- 1 large yellow squash
- 2 scallion
- 1/2 cup chopped spinach
- 1 pinch nutmeg, ground
- 1 egg
- 1 tsp water
- 1 15 oz pastry from cusmine flour
- Heat olive oil and butter in a skillet over medium heat. Stir in garlic and ginger.
- cook and stir until fragrant, about 3 minutes. Stir in kohlrabi, and season with salt and pepper. Cook and stir until kohrabi has softened, 3 to 4 minutes. Toss in yellow squash and continue to cook until squash is tender for 4 more minutes. Stir in the green onion, spinach, and nutmeg. Add more salt and pepper, as needed. Cook until the spinach has wilted, about 1 minutes. Set mixture aside to cool.
- Preheat an oven to 425 degrees F (220 degrees C). Line a baking sheet with parchment paper.
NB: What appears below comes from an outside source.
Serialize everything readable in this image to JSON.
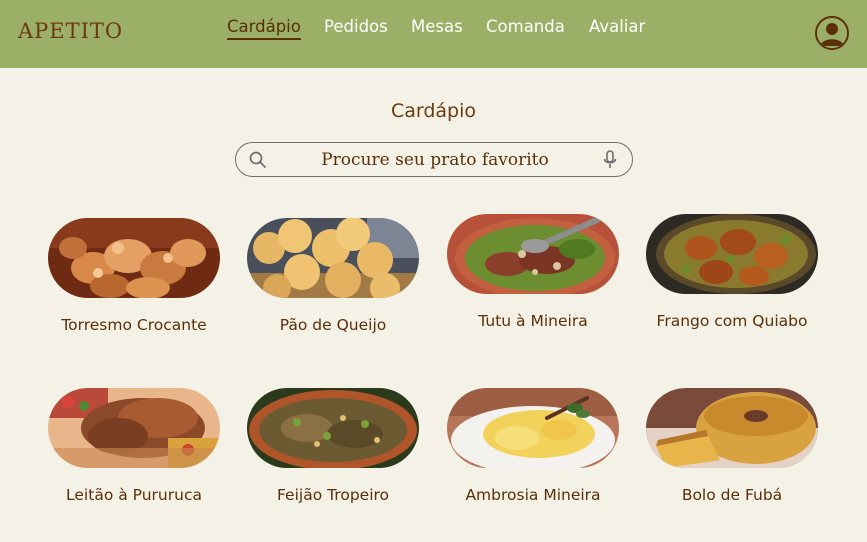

Beat the egg with water in a small bowl; set aside.
- Roll out the pie crust by running a rolling pin over it once or twice. Cut out about 16 6-inch circles using a large cookie cutter or cereal bowl. Fill the center of each circle with about 1 tablespoon of the kohlrabi mixture. Brush the edges of the pastry with water, then fold the dough in half. Crimp the edge of the dough with a fork to seal, and place on the prepared baking sheet. Repeat with the remaining pastry and vegetable filling. Prick each empanada with a fork, then brush with the egg wash.
- Bake in the preheated oven until golden brown and flaky, 5 to 7 minutes. Serve hot from the oven.